■ Exercise directions
In this exercise, set down every entry that follows exactly as it appears.

■ Input
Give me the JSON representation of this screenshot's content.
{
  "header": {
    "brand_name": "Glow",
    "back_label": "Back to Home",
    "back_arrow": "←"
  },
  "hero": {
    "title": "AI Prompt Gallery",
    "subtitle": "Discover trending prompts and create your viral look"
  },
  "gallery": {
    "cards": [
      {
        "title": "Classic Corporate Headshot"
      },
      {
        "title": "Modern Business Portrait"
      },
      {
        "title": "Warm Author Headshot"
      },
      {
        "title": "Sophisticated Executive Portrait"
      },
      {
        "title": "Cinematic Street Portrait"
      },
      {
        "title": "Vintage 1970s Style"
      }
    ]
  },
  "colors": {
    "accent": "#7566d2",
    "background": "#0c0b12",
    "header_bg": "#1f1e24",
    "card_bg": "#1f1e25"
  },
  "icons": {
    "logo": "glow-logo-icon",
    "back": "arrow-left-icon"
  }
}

■ Written solution
Give me the JSON representation of this screenshot's content.
{
  "header": {
    "brand_name": "Glow",
    "back_label": "Back to Home",
    "back_arrow": "←"
  },
  "hero": {
    "title": "AI Prompt Gallery",
    "subtitle": "Discover trending prompts and create your viral look"
  },
  "gallery": {
    "cards": [
      {
        "title": "Classic Corporate Headshot"
      },
      {
        "title": "Modern Business Portrait"
      },
      {
        "title": "Warm Author Headshot"
      },
      {
        "title": "Sophisticated Executive Portrait"
      },
      {
        "title": "Cinematic Street Portrait"
      },
      {
        "title": "Vintage 1970s Style"
      }
    ]
  },
  "colors": {
    "accent": "#7566d2",
    "background": "#0c0b12",
    "header_bg": "#1f1e24",
    "card_bg": "#1f1e25"
  },
  "icons": {
    "logo": "glow-logo-icon",
    "back": "arrow-left-icon"
  }
}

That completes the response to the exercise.